Teachers want to bring the outside into the curriculum. According to the Muddy Hands report from the folks behind Outdoor Classroom Day, over a quarter of teachers in the US worry about extra preparation needed to take lessons outdoors. While one in five UK teachers (20%) shared the same concern. With training, they will not only learn skills to bring learning outside, but they will also learn about the abundant resources available to them, including ready to use the curriculum. So how can you help teachers get up to speed in nature-based learning approaches? How about helping to get them trained through workshops or online courses? From onsite workshops for garden educators, online courses or webinars & training courses from nature-based learning experts like Claire Warden, your child’s teacher may feel more confident bringing nature in with some extra training. Check out our list of workshops, courses and programs to learn the basics of nature-based education. 

Funding the training shouldn't be too difficult with continuing education funding, grants for educators, PTO funding or other sources. Speak with your child's teachers about sources of funding they are aware of, as well as the school Principal. 

5. Stock up on Nature-based Classroom Tools

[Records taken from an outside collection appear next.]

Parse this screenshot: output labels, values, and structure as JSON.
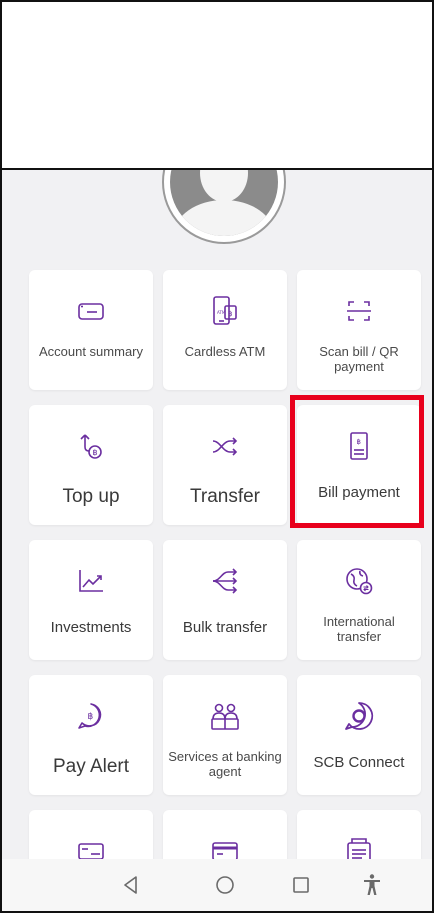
{
  "colors": {
    "accent": "#6b2fa0",
    "highlight": "#e8001c",
    "tile_bg": "#ffffff",
    "page_bg": "#f1f1f3"
  },
  "menu": {
    "tiles": [
      {
        "label": "Account summary",
        "icon": "card-icon"
      },
      {
        "label": "Cardless ATM",
        "icon": "phone-atm-icon"
      },
      {
        "label": "Scan bill / QR payment",
        "icon": "scan-icon"
      },
      {
        "label": "Top up",
        "icon": "baht-up-icon"
      },
      {
        "label": "Transfer",
        "icon": "shuffle-icon"
      },
      {
        "label": "Bill payment",
        "icon": "bill-icon"
      },
      {
        "label": "Investments",
        "icon": "chart-icon"
      },
      {
        "label": "Bulk transfer",
        "icon": "bulk-transfer-icon"
      },
      {
        "label": "International transfer",
        "icon": "globe-transfer-icon"
      },
      {
        "label": "Pay Alert",
        "icon": "baht-bubble-icon"
      },
      {
        "label": "Services at banking agent",
        "icon": "agent-icon"
      },
      {
        "label": "SCB Connect",
        "icon": "connect-icon"
      }
    ],
    "partial_icons": [
      "card-outline-icon",
      "credit-card-icon",
      "printer-icon"
    ]
  },
  "navbar": {
    "back": "back-triangle-icon",
    "home": "home-circle-icon",
    "recents": "recents-square-icon",
    "accessibility": "accessibility-icon"
  }
}
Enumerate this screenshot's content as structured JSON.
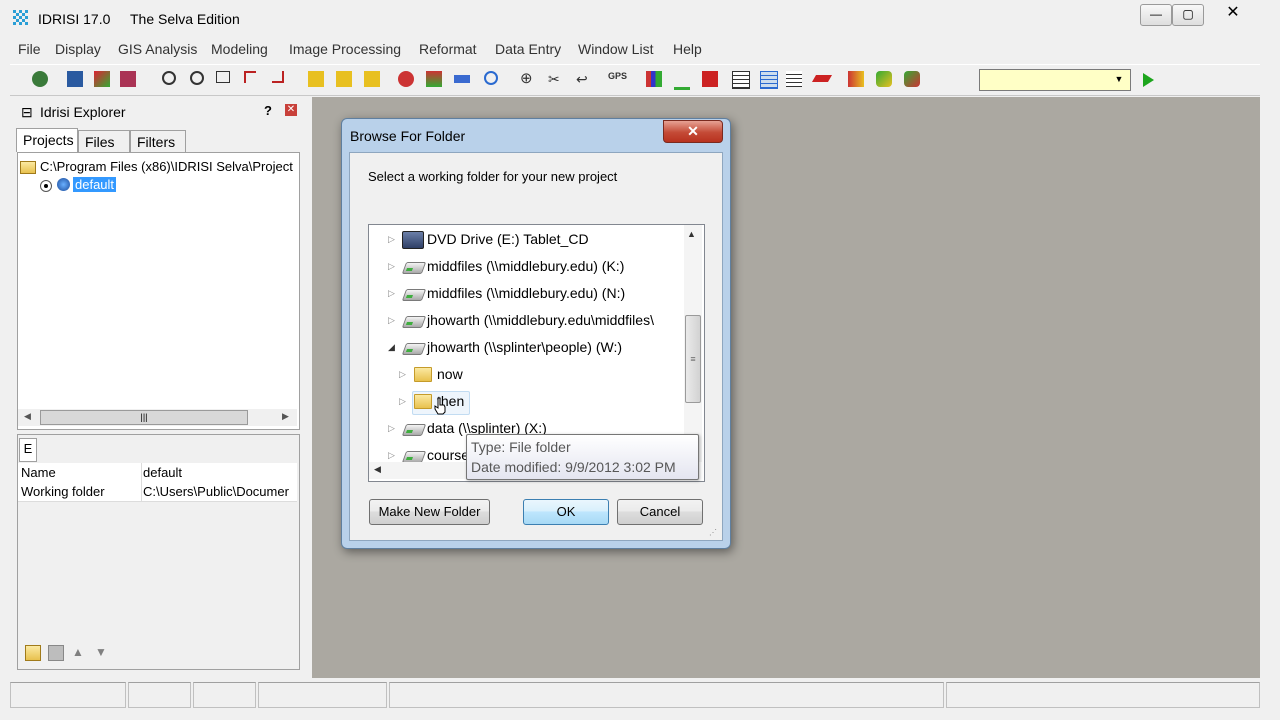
{
  "window": {
    "title": "IDRISI 17.0",
    "subtitle": "The Selva Edition",
    "minimize": "—",
    "maximize": "▢",
    "close": "✕"
  },
  "menu": [
    "File",
    "Display",
    "GIS Analysis",
    "Modeling",
    "Image Processing",
    "Reformat",
    "Data Entry",
    "Window List",
    "Help"
  ],
  "explorer": {
    "title": "Idrisi Explorer",
    "tabs": [
      "Projects",
      "Files",
      "Filters"
    ],
    "root_path": "C:\\Program Files (x86)\\IDRISI Selva\\Project",
    "selected_project": "default",
    "props_tab": "E",
    "properties": [
      {
        "key": "Name",
        "value": "default"
      },
      {
        "key": "Working folder",
        "value": "C:\\Users\\Public\\Documer"
      }
    ]
  },
  "dialog": {
    "title": "Browse For Folder",
    "prompt": "Select a working folder for your new project",
    "tree": [
      {
        "label": "DVD Drive (E:) Tablet_CD",
        "icon": "dvd-drive-icon",
        "expanded": false,
        "indent": 0
      },
      {
        "label": "middfiles (\\\\middlebury.edu) (K:)",
        "icon": "network-drive-icon",
        "expanded": false,
        "indent": 0
      },
      {
        "label": "middfiles (\\\\middlebury.edu) (N:)",
        "icon": "network-drive-icon",
        "expanded": false,
        "indent": 0
      },
      {
        "label": "jhowarth (\\\\middlebury.edu\\middfiles\\",
        "icon": "network-drive-icon",
        "expanded": false,
        "indent": 0
      },
      {
        "label": "jhowarth (\\\\splinter\\people) (W:)",
        "icon": "network-drive-icon",
        "expanded": true,
        "indent": 0
      },
      {
        "label": "now",
        "icon": "folder-icon",
        "expanded": false,
        "indent": 1
      },
      {
        "label": "then",
        "icon": "folder-icon",
        "expanded": false,
        "indent": 1,
        "hovered": true
      },
      {
        "label": "data (\\\\splinter) (X:)",
        "icon": "network-drive-icon",
        "expanded": false,
        "indent": 0
      },
      {
        "label": "course",
        "icon": "network-drive-icon",
        "expanded": false,
        "indent": 0
      }
    ],
    "tooltip": {
      "type": "Type: File folder",
      "date": "Date modified: 9/9/2012 3:02 PM"
    },
    "buttons": {
      "make_new_folder": "Make New Folder",
      "ok": "OK",
      "cancel": "Cancel"
    }
  },
  "colors": {
    "workspace": "#aba8a1",
    "selection": "#3399ff",
    "toolbar_combo": "#ffffc6",
    "dialog_frame": "#b9d1ea"
  }
}
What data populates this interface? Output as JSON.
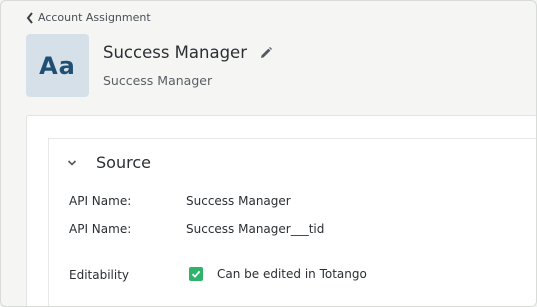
{
  "breadcrumb": {
    "back_label": "Account Assignment"
  },
  "avatar": {
    "initials": "Aa"
  },
  "header": {
    "title": "Success Manager",
    "subtitle": "Success Manager"
  },
  "section": {
    "title": "Source",
    "fields": [
      {
        "label": "API Name:",
        "value": "Success Manager"
      },
      {
        "label": "API Name:",
        "value": "Success Manager___tid"
      }
    ],
    "editability": {
      "label": "Editability",
      "checkbox_label": "Can be edited in Totango",
      "checked": true
    }
  },
  "colors": {
    "accent_green": "#2fb36a",
    "avatar_bg": "#d5e0e9",
    "avatar_text": "#1f4f73"
  }
}
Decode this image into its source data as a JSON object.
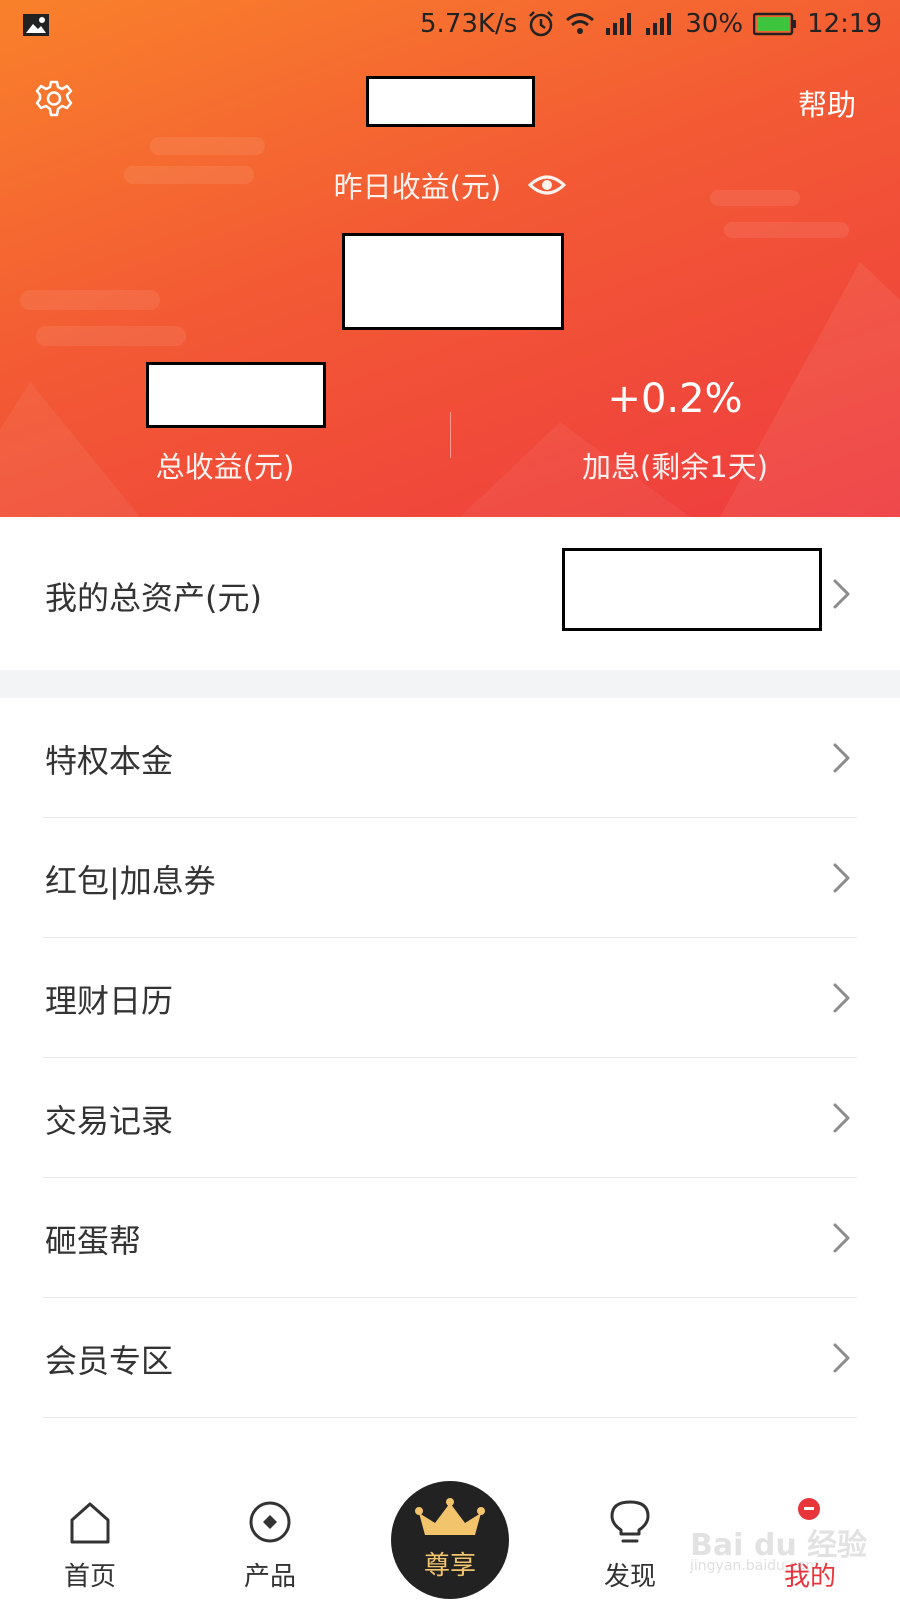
{
  "status_bar": {
    "net_speed": "5.73K/s",
    "battery": "30%",
    "time": "12:19"
  },
  "header": {
    "help_label": "帮助",
    "yesterday_label": "昨日收益(元)",
    "bonus_rate": "+0.2%",
    "total_income_label": "总收益(元)",
    "bonus_label": "加息(剩余1天)"
  },
  "assets": {
    "label": "我的总资产(元)"
  },
  "menu": {
    "items": [
      {
        "label": "特权本金"
      },
      {
        "label": "红包|加息券"
      },
      {
        "label": "理财日历"
      },
      {
        "label": "交易记录"
      },
      {
        "label": "砸蛋帮"
      },
      {
        "label": "会员专区"
      }
    ]
  },
  "tabbar": {
    "home": "首页",
    "products": "产品",
    "vip": "尊享",
    "discover": "发现",
    "mine": "我的"
  },
  "colors": {
    "header_start": "#f9812b",
    "header_end": "#ee3b3f",
    "vip_gold": "#f2c46b",
    "badge_red": "#e8343b"
  },
  "watermark": {
    "text": "Bai du 经验",
    "sub": "jingyan.baidu.com"
  }
}
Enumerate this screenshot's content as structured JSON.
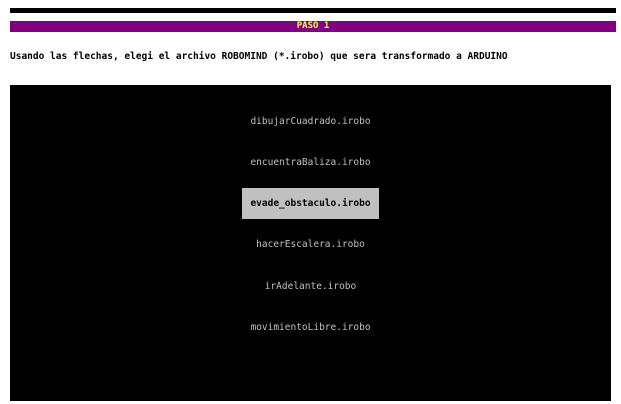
{
  "header": {
    "step_label": "PASO 1"
  },
  "instruction": "Usando las flechas, elegi el archivo ROBOMIND (*.irobo) que sera transformado a ARDUINO",
  "files": [
    {
      "name": "dibujarCuadrado.irobo",
      "selected": false
    },
    {
      "name": "encuentraBaliza.irobo",
      "selected": false
    },
    {
      "name": "evade_obstaculo.irobo",
      "selected": true
    },
    {
      "name": "hacerEscalera.irobo",
      "selected": false
    },
    {
      "name": "irAdelante.irobo",
      "selected": false
    },
    {
      "name": "movimientoLibre.irobo",
      "selected": false
    }
  ],
  "colors": {
    "banner_bg": "#800080",
    "banner_text": "#ffff55",
    "panel_bg": "#000000",
    "item_text": "#c0c0c0",
    "selection_bg": "#c0c0c0"
  }
}
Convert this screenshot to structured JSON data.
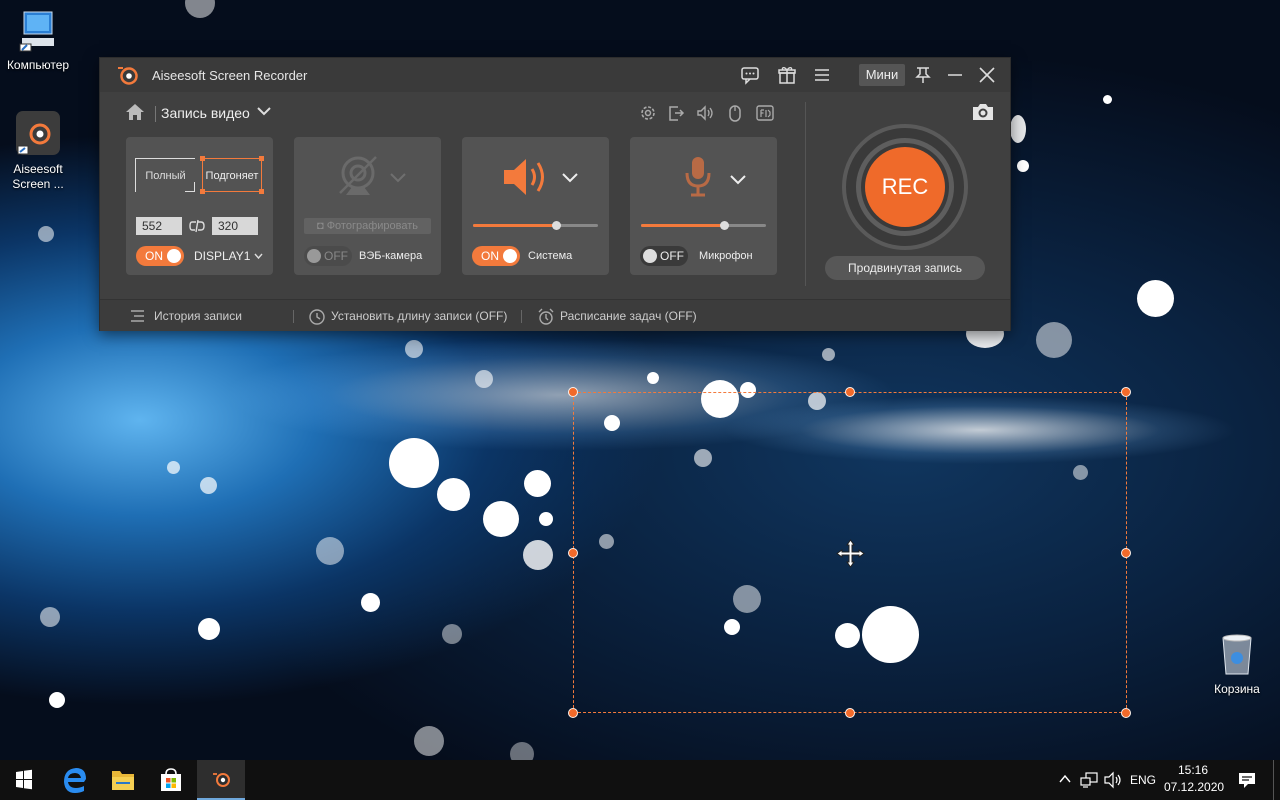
{
  "desktop": {
    "icons": [
      {
        "label": "Компьютер"
      },
      {
        "label": "Aiseesoft Screen ..."
      },
      {
        "label": "Корзина"
      }
    ]
  },
  "app": {
    "title": "Aiseesoft Screen Recorder",
    "mini_label": "Мини",
    "mode_label": "Запись видео",
    "region": {
      "full_label": "Полный",
      "fit_label": "Подгоняет",
      "width": "552",
      "height": "320",
      "toggle": "ON",
      "display": "DISPLAY1"
    },
    "webcam": {
      "photo_label": "Фотографировать",
      "toggle": "OFF",
      "label": "ВЭБ-камера"
    },
    "system": {
      "toggle": "ON",
      "label": "Система",
      "volume": 0.66
    },
    "mic": {
      "toggle": "OFF",
      "label": "Микрофон",
      "volume": 0.66
    },
    "rec_label": "REC",
    "advanced_label": "Продвинутая запись",
    "bottom": {
      "history": "История записи",
      "length": "Установить длину записи (OFF)",
      "schedule": "Расписание задач (OFF)"
    },
    "accent_color": "#f37a3c"
  },
  "taskbar": {
    "language": "ENG",
    "time": "15:16",
    "date": "07.12.2020"
  }
}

Owl pellet kids, beaver dam models, scat replicas...sometimes it takes nifty props and tools to get kids (and teachers) interested in exploring nature. Speak to your child’s teacher about their science curriculum, brainstorm ideas for kits/models/resources then help organize the funding. Remember that nature-based learning tools make excellent classroom gifts or end of year gifts. Need ideas? Check out our slideshow!